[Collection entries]
────────────────────

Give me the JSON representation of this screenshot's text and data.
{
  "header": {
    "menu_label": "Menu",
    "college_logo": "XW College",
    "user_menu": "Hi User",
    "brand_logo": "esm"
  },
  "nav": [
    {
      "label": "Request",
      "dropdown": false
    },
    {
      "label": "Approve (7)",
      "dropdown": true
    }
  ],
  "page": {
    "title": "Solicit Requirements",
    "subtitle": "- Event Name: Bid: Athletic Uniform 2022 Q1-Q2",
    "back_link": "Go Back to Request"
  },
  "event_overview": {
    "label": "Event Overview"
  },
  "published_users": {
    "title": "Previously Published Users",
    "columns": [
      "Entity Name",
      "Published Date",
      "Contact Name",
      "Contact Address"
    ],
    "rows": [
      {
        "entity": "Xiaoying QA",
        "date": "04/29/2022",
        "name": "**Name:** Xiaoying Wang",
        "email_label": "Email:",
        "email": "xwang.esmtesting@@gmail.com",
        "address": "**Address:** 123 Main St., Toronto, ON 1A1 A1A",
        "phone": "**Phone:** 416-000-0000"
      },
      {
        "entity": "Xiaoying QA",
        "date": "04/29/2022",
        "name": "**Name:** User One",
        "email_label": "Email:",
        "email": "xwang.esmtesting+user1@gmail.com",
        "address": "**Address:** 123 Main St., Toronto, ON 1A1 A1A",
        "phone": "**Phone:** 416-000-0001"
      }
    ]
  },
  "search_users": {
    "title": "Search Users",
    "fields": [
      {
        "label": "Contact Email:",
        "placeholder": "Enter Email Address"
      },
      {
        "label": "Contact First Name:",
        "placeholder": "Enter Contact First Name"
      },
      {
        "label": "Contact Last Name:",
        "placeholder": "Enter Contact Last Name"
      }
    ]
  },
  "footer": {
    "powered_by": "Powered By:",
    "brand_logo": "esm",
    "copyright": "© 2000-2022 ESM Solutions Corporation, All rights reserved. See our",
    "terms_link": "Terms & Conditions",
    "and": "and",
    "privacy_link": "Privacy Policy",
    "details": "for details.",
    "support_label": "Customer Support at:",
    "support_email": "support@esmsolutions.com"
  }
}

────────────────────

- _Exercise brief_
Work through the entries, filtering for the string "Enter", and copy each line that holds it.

- _Output below_
        "placeholder": "Enter Email Address"
        "placeholder": "Enter Contact First Name"
        "placeholder": "Enter Contact Last Name"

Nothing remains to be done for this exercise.